Every line with "sleeves" in it must be copied from the data.

▸ Interface dataset entries
######

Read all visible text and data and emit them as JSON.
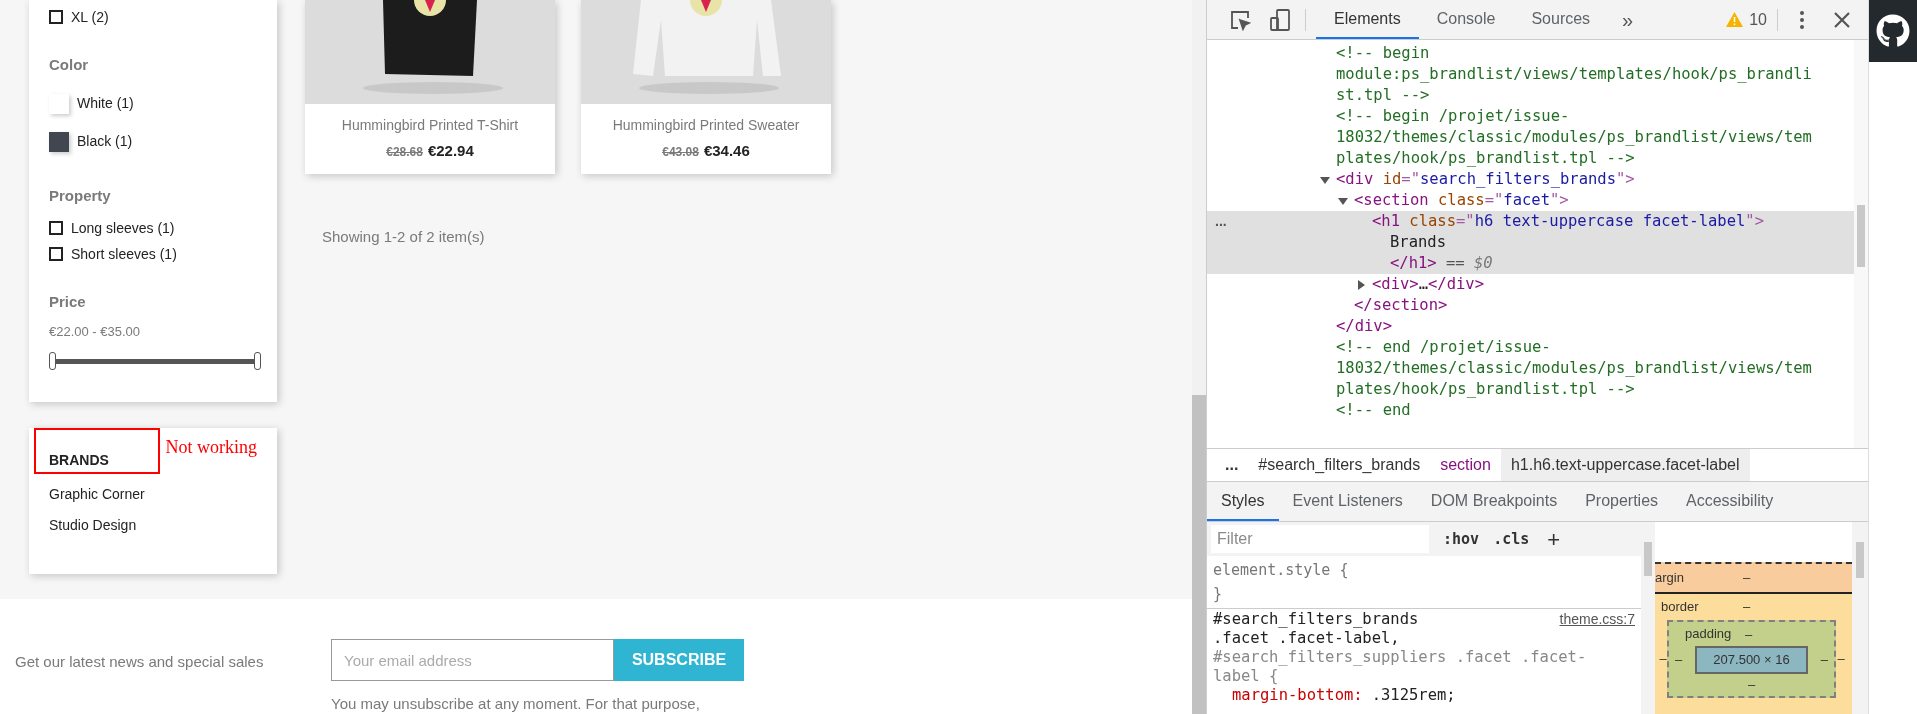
{
  "facets": [
    {
      "kind": "list",
      "options": [
        {
          "kind": "checkbox",
          "label": "XL (2)",
          "checked": false
        }
      ]
    },
    {
      "kind": "list",
      "title": "Color",
      "options": [
        {
          "kind": "swatch",
          "label": "White (1)",
          "color": "#ffffff"
        },
        {
          "kind": "swatch",
          "label": "Black (1)",
          "color": "#414651"
        }
      ]
    },
    {
      "kind": "list",
      "title": "Property",
      "options": [
        {
          "kind": "checkbox",
          "label": "Long sleeves (1)",
          "checked": false
        },
        {
          "kind": "checkbox",
          "label": "Short sleeves (1)",
          "checked": false
        }
      ]
    },
    {
      "kind": "range",
      "title": "Price",
      "range": "€22.00 - €35.00"
    }
  ],
  "brands": {
    "title": "BRANDS",
    "annotation": "Not working",
    "items": [
      "Graphic Corner",
      "Studio Design"
    ]
  },
  "products": [
    {
      "kind": "picture",
      "name": "Hummingbird Printed T-Shirt",
      "old_price": "€28.68",
      "price": "€22.94"
    },
    {
      "kind": "picture",
      "name": "Hummingbird Printed Sweater",
      "old_price": "€43.08",
      "price": "€34.46"
    }
  ],
  "results": "Showing 1-2 of 2 item(s)",
  "newsletter": {
    "text": "Get our latest news and special sales",
    "placeholder": "Your email address",
    "button": "SUBSCRIBE",
    "note": "You may unsubscribe at any moment. For that purpose,"
  },
  "devtools": {
    "tabs": [
      {
        "label": "Elements",
        "selected": true
      },
      {
        "label": "Console",
        "selected": false
      },
      {
        "label": "Sources",
        "selected": false
      }
    ],
    "more": "»",
    "warnings": "10",
    "dom_tree": [
      {
        "kind": "comment",
        "lines": [
          "<!-- begin",
          "module:ps_brandlist/views/templates/hook/ps_brandli",
          "st.tpl -->"
        ]
      },
      {
        "kind": "comment",
        "lines": [
          "<!-- begin /projet/issue-",
          "18032/themes/classic/modules/ps_brandlist/views/tem",
          "plates/hook/ps_brandlist.tpl -->"
        ]
      },
      {
        "kind": "element",
        "expanded": true,
        "selected": false,
        "open": [
          {
            "kind": "tag",
            "text": "<div"
          },
          {
            "kind": "attr",
            "text": " id"
          },
          {
            "kind": "punct",
            "text": "=\""
          },
          {
            "kind": "value",
            "text": "search_filters_brands"
          },
          {
            "kind": "punct",
            "text": "\">"
          }
        ],
        "close": [
          {
            "kind": "tag",
            "text": "</div>"
          }
        ],
        "children": [
          {
            "kind": "element",
            "expanded": true,
            "selected": false,
            "open": [
              {
                "kind": "tag",
                "text": "<section"
              },
              {
                "kind": "attr",
                "text": " class"
              },
              {
                "kind": "punct",
                "text": "=\""
              },
              {
                "kind": "value",
                "text": "facet"
              },
              {
                "kind": "punct",
                "text": "\">"
              }
            ],
            "close": [
              {
                "kind": "tag",
                "text": "</section>"
              }
            ],
            "children": [
              {
                "kind": "element",
                "selected": true,
                "gutter": "...",
                "open": [
                  {
                    "kind": "tag",
                    "text": "<h1"
                  },
                  {
                    "kind": "attr",
                    "text": " class"
                  },
                  {
                    "kind": "punct",
                    "text": "=\""
                  },
                  {
                    "kind": "value",
                    "text": "h6 text-uppercase facet-label"
                  },
                  {
                    "kind": "punct",
                    "text": "\">"
                  }
                ],
                "close": [
                  {
                    "kind": "tag",
                    "text": "</h1>"
                  },
                  {
                    "kind": "eq",
                    "text": " == "
                  },
                  {
                    "kind": "var",
                    "text": "$0"
                  }
                ],
                "children": [
                  {
                    "kind": "text",
                    "lines": [
                      "Brands"
                    ]
                  }
                ]
              },
              {
                "kind": "element",
                "expanded": false,
                "selected": false,
                "open": [
                  {
                    "kind": "tag",
                    "text": "<div>"
                  },
                  {
                    "kind": "text",
                    "text": "…"
                  },
                  {
                    "kind": "tag",
                    "text": "</div>"
                  }
                ]
              }
            ]
          }
        ]
      },
      {
        "kind": "comment",
        "lines": [
          "<!-- end /projet/issue-",
          "18032/themes/classic/modules/ps_brandlist/views/tem",
          "plates/hook/ps_brandlist.tpl -->"
        ]
      },
      {
        "kind": "comment",
        "lines": [
          "<!-- end"
        ]
      }
    ],
    "breadcrumb": [
      {
        "label": "...",
        "kind": "more",
        "selected": false
      },
      {
        "label": "#search_filters_brands",
        "kind": "id",
        "selected": false
      },
      {
        "label": "section",
        "kind": "tag",
        "selected": false
      },
      {
        "label": "h1.h6.text-uppercase.facet-label",
        "kind": "id",
        "selected": true
      }
    ],
    "subtabs": [
      {
        "label": "Styles",
        "selected": true
      },
      {
        "label": "Event Listeners",
        "selected": false
      },
      {
        "label": "DOM Breakpoints",
        "selected": false
      },
      {
        "label": "Properties",
        "selected": false
      },
      {
        "label": "Accessibility",
        "selected": false
      }
    ],
    "filter": {
      "placeholder": "Filter",
      "hov": ":hov",
      "cls": ".cls",
      "add": "+"
    },
    "element_style": [
      "element.style {",
      "}"
    ],
    "rule": {
      "selectors": [
        {
          "text": "#search_filters_brands",
          "matched": true
        },
        {
          "text": ".facet .facet-label,",
          "matched": true
        },
        {
          "text": "#search_filters_suppliers .facet .facet-",
          "matched": false
        },
        {
          "text": "label {",
          "matched": false
        }
      ],
      "source": "theme.css:7",
      "declaration": {
        "name": "margin-bottom:",
        "value": ".3125rem;"
      }
    },
    "box_model": {
      "margin_label": "argin",
      "margin_top": "–",
      "border_label": "border",
      "border_top": "–",
      "border_left": "–",
      "border_right": "–",
      "padding_label": "padding",
      "padding_top": "–",
      "padding_left": "–",
      "padding_right": "–",
      "padding_bottom": "–",
      "content": "207.500 × 16"
    }
  }
}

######

▸ Completed exercise
          "label": "Long sleeves (1)",
          "label": "Short sleeves (1)",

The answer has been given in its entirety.